BLM Announces $6.8 Million For Nevada Restoration, Conservation, Recreation, And Hazardous Fuels Reduction Projects
Bureau of Land Management Acting Director Mike Pool announced Wednesday, Oct. 17, that the BLM will commit more than $6.8 million for a variety of conservation and recreation improvement projects throughout Nevada and Lake Tahoe.
The funding is a result of the Southern Nevada Public Land Management Act (SNPLMA), which uses proceeds from sales of Federal land in Clark County, Nevada, to fund conservation initiatives, capital improvements, hazardous fuels reduction, environmentally sensitive land acquisitions, and improvements to local parks throughout the state.
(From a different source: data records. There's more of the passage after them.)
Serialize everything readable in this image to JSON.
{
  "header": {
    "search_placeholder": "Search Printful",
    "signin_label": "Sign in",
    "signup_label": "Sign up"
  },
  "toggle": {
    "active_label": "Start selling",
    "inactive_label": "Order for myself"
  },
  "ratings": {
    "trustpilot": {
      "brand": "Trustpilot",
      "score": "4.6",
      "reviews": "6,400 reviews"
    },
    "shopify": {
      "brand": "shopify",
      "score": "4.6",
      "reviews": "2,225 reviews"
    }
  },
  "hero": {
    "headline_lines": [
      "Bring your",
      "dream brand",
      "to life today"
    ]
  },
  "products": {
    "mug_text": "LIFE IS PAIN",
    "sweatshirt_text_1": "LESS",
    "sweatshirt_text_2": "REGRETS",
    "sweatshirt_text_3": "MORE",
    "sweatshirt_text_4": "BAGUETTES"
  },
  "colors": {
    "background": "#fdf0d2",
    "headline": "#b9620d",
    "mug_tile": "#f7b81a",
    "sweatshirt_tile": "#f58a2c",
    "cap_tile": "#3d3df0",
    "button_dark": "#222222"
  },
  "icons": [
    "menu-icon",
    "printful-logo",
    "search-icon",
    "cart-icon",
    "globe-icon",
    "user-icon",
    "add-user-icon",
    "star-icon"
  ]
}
“These funds will help ensure that our public lands continue to enhance and support economic growth and development throughout Nevada,” said Acting Director Pool. “The BLM remains a strategic partner with the State of Nevada, including through this program that provides vital resources for key conservation and recreation projects.”
Funding approved in Round 13 expenditures under the Act includes more than $6.8 million for projects throughout Nevada and in Lake Tahoe in the following categories:
--Parks, Trails & Natural Areas - $1,966,278
--Capital Improvements - $1,395,560
--Conservation Initiatives - $858,274
--Environmentally Sensitive Land Acquisitions - $322,800
--Hazardous Fuels Reduction and Wildfire Prevention - $1,688,650
--Eastern Nevada Landscape Restoration Project - $661,690
The Round 13 approval also includes $1 million in a special account reserve for emergency or unexpected project expenditures.
The Round 13 projects will support a mix of up to 41 full- and part-time jobs during the seven years of project activity. Additional information on the Round 13 approved project funding is posted online at: http://www.blm.gov/nv/st/en/snplma.html.
The Department of Interior, of which the BLM is part, has contributed more than $2.9 billion to key restoration projects throughout Nevada, including more than $300 million for Lake Tahoe Basin restoration since passage of the Act in 1998, which completes the Federal share of the Lake Tahoe Environmental Improvement Program. These funds are going to protect life and property; increase the quality of life for residents and visitors to Nevada and California; provide recreation opportunities for Nevada’s rural and underserved communities; and restore environmental health and ecosystem function for threatened, endangered, and sensitive species.